Problem requirements →
Work out how many lines in the records contain the word "highlight", and give that number alone.

*** Block opens ***

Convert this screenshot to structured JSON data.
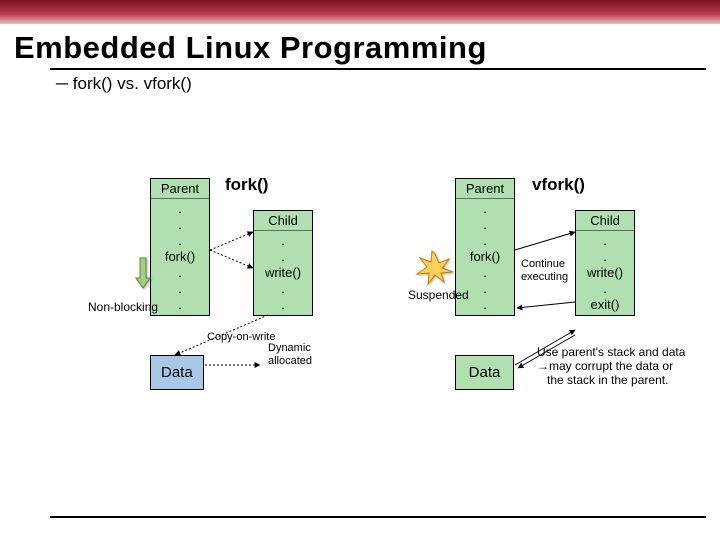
{
  "title": "Embedded Linux Programming",
  "subtitle": "─ fork() vs. vfork()",
  "left": {
    "title": "fork()",
    "parent": {
      "head": "Parent",
      "body": [
        ".",
        ".",
        ".",
        "fork()",
        ".",
        ".",
        "."
      ]
    },
    "child": {
      "head": "Child",
      "body": [
        ".",
        ".",
        "write()",
        ".",
        "."
      ]
    },
    "data_label": "Data",
    "nonblocking": "Non-blocking",
    "cow": "Copy-on-write",
    "dyn": "Dynamic\nallocated"
  },
  "right": {
    "title": "vfork()",
    "parent": {
      "head": "Parent",
      "body": [
        ".",
        ".",
        ".",
        "fork()",
        ".",
        ".",
        "."
      ]
    },
    "child": {
      "head": "Child",
      "body": [
        ".",
        ".",
        "write()",
        ".",
        "exit()"
      ]
    },
    "continue": "Continue\nexecuting",
    "suspended": "Suspended",
    "data_label": "Data",
    "warn": "Use parent's stack and data\n→may corrupt the data or\n   the stack in the parent."
  }
}
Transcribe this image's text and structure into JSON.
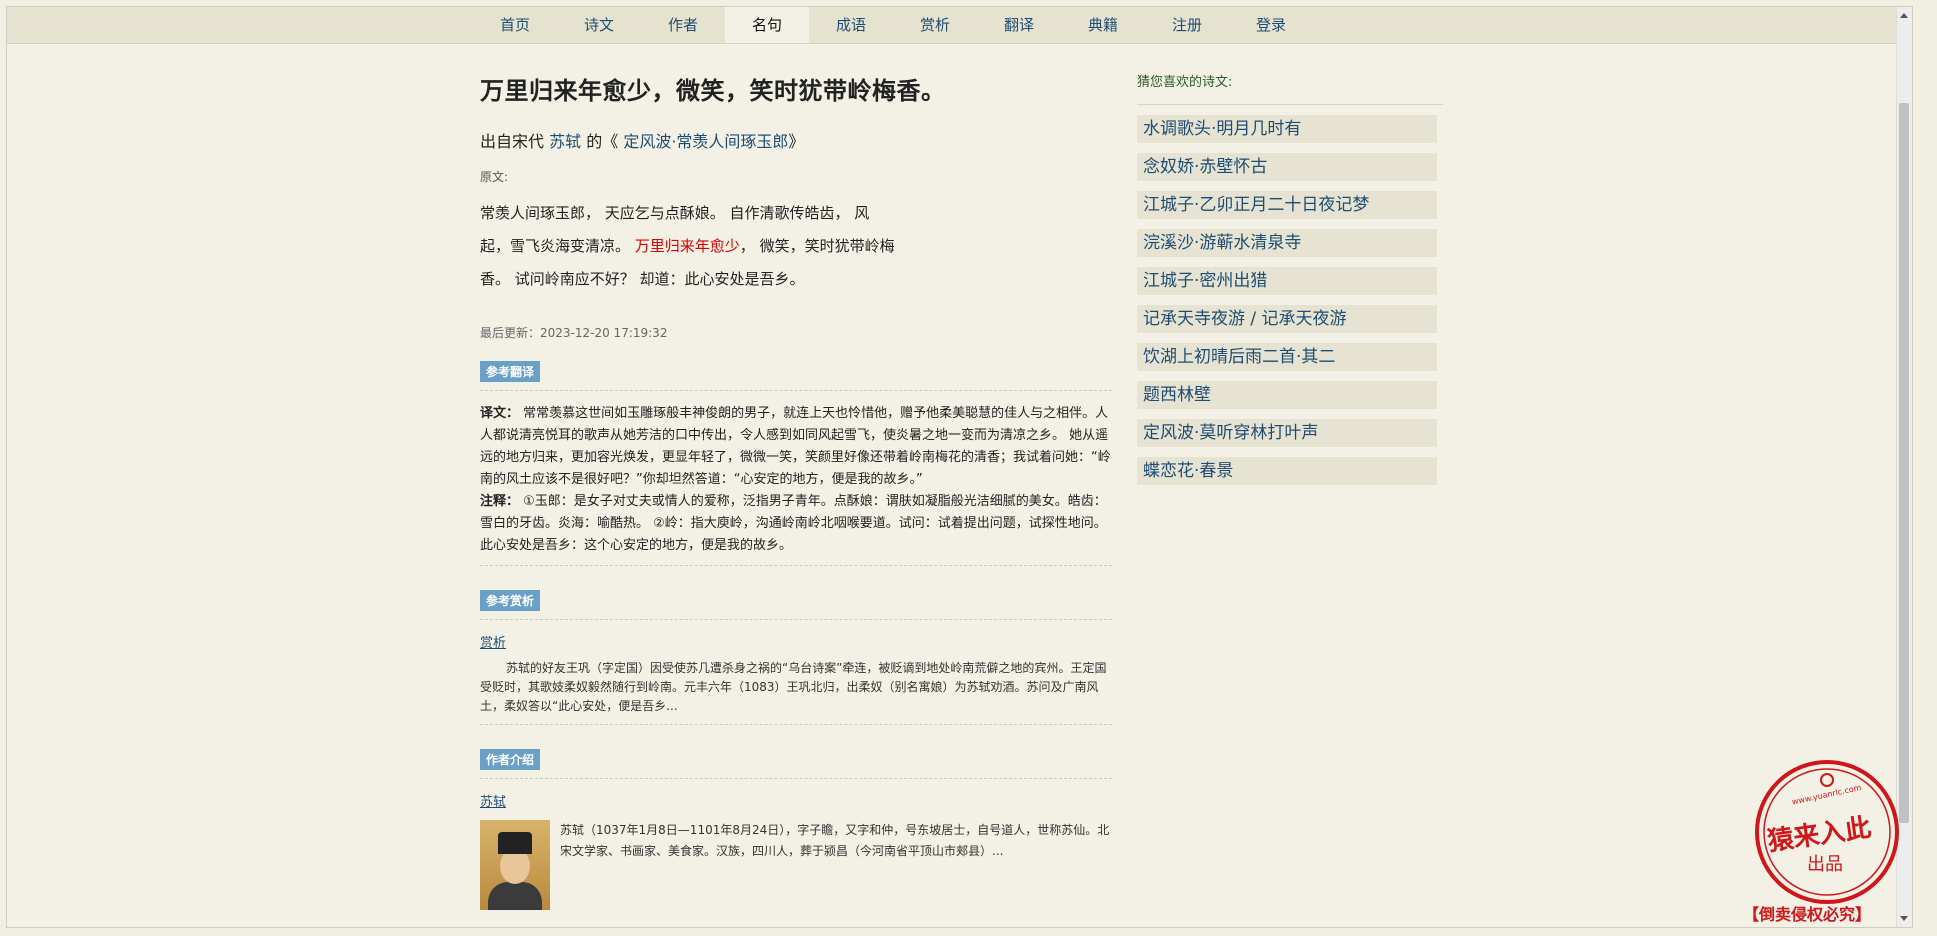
{
  "nav": [
    "首页",
    "诗文",
    "作者",
    "名句",
    "成语",
    "赏析",
    "翻译",
    "典籍",
    "注册",
    "登录"
  ],
  "nav_active": "名句",
  "sentence": "万里归来年愈少，微笑，笑时犹带岭梅香。",
  "source": {
    "prefix": "出自宋代",
    "author": "苏轼",
    "mid": "的《",
    "title": "定风波·常羡人间琢玉郎",
    "suffix": "》"
  },
  "original_label": "原文:",
  "poem": {
    "line1": "常羡人间琢玉郎， 天应乞与点酥娘。 自作清歌传皓齿， 风",
    "line2a": "起，雪飞炎海变清凉。 ",
    "highlight": "万里归来年愈少",
    "line2b": "， 微笑，笑时犹带岭梅",
    "line3": "香。 试问岭南应不好？ 却道：此心安处是吾乡。"
  },
  "update": "最后更新：2023-12-20 17:19:32",
  "translation": {
    "tag": "参考翻译",
    "yiwen_label": "译文：",
    "yiwen": "常常羡慕这世间如玉雕琢般丰神俊朗的男子，就连上天也怜惜他，赠予他柔美聪慧的佳人与之相伴。人人都说清亮悦耳的歌声从她芳洁的口中传出，令人感到如同风起雪飞，使炎暑之地一变而为清凉之乡。 她从遥远的地方归来，更加容光焕发，更显年轻了，微微一笑，笑颜里好像还带着岭南梅花的清香；我试着问她：“岭南的风土应该不是很好吧？”你却坦然答道：“心安定的地方，便是我的故乡。”",
    "zhushi_label": "注释：",
    "zhushi": "①玉郎：是女子对丈夫或情人的爱称，泛指男子青年。点酥娘：谓肤如凝脂般光洁细腻的美女。皓齿：雪白的牙齿。炎海：喻酷热。 ②岭：指大庾岭，沟通岭南岭北咽喉要道。试问：试着提出问题，试探性地问。此心安处是吾乡：这个心安定的地方，便是我的故乡。"
  },
  "appreciation": {
    "tag": "参考赏析",
    "sub": "赏析",
    "text": "苏轼的好友王巩（字定国）因受使苏几遭杀身之祸的“乌台诗案”牵连，被贬谪到地处岭南荒僻之地的宾州。王定国受贬时，其歌妓柔奴毅然随行到岭南。元丰六年（1083）王巩北归，出柔奴（别名寓娘）为苏轼劝酒。苏问及广南风土，柔奴答以“此心安处，便是吾乡..."
  },
  "author": {
    "tag": "作者介绍",
    "name": "苏轼",
    "desc": "苏轼（1037年1月8日—1101年8月24日），字子瞻，又字和仲，号东坡居士，自号道人，世称苏仙。北宋文学家、书画家、美食家。汉族，四川人，葬于颍昌（今河南省平顶山市郏县）..."
  },
  "sidebar": {
    "title": "猜您喜欢的诗文:",
    "items": [
      "水调歌头·明月几时有",
      "念奴娇·赤壁怀古",
      "江城子·乙卯正月二十日夜记梦",
      "浣溪沙·游蕲水清泉寺",
      "江城子·密州出猎",
      "记承天寺夜游 / 记承天夜游",
      "饮湖上初晴后雨二首·其二",
      "题西林壁",
      "定风波·莫听穿林打叶声",
      "蝶恋花·春景"
    ]
  },
  "seal": {
    "top": "www.yuanrlc.com",
    "main": "猿来入此",
    "sub": "出品",
    "bottom": "【倒卖侵权必究】"
  },
  "colors": {
    "accent": "#1f4d72",
    "highlight": "#dd0000",
    "tag": "#6a9fc8",
    "seal": "#d0161b"
  }
}
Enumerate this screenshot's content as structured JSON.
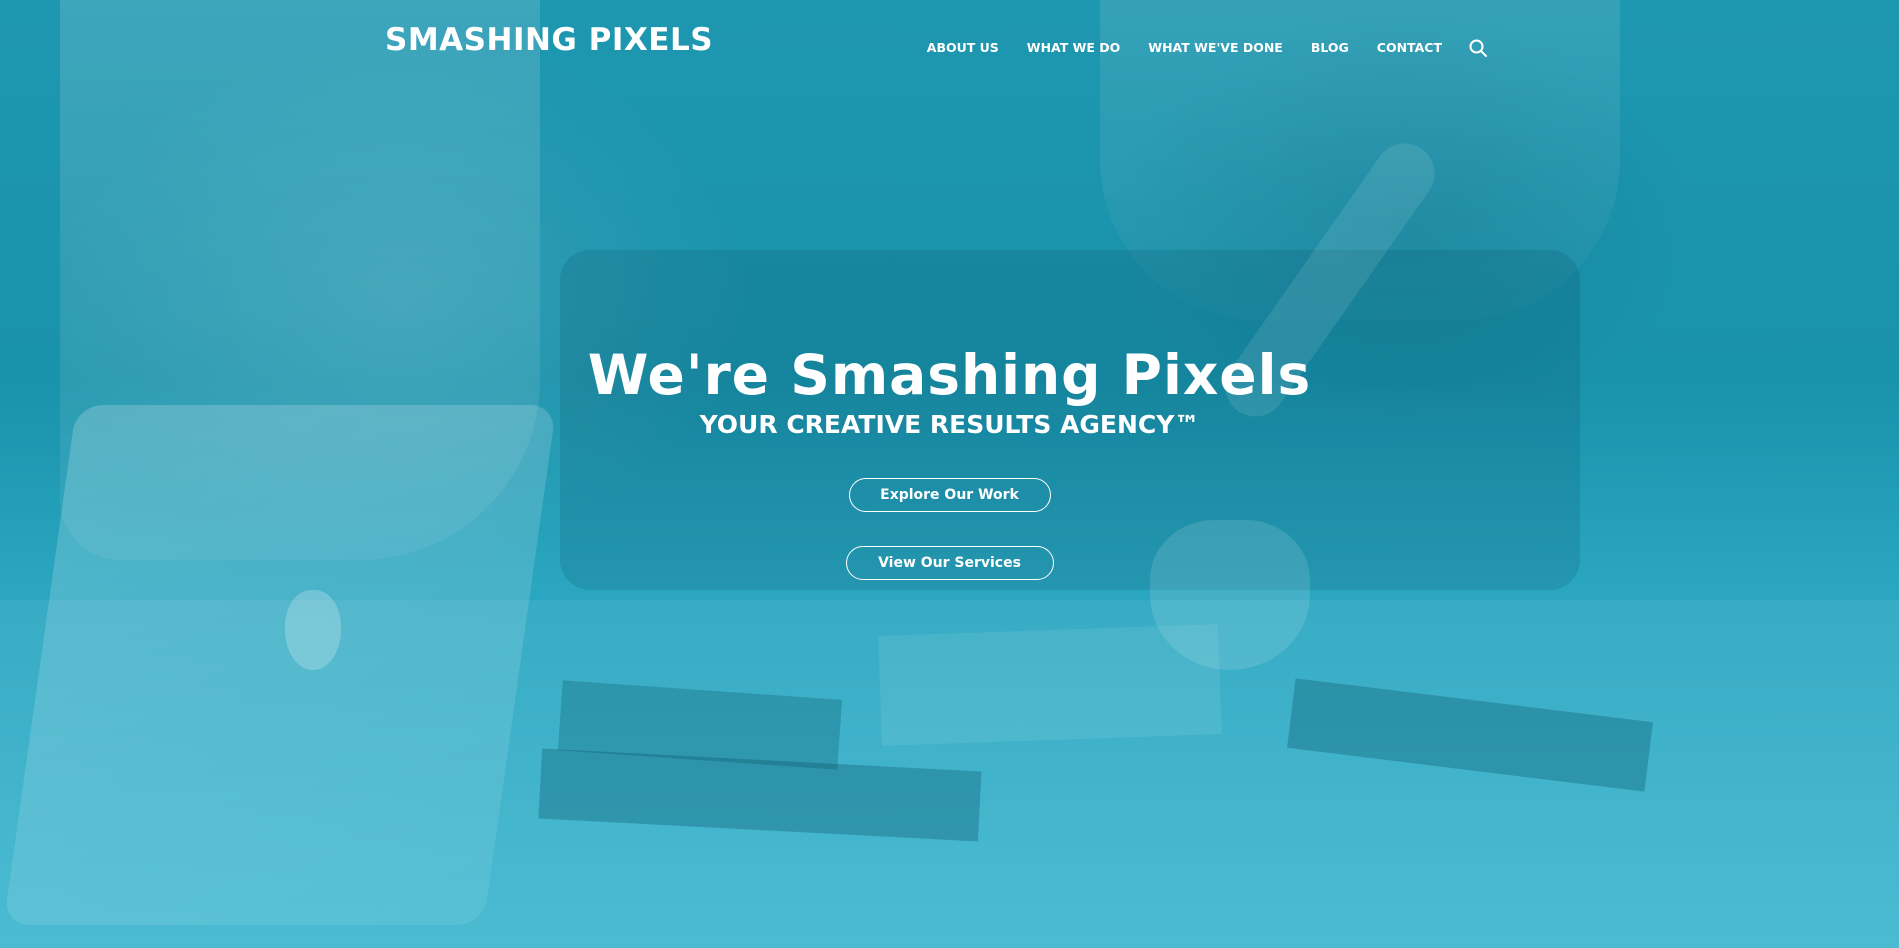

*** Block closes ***

Answer for this exercise →
2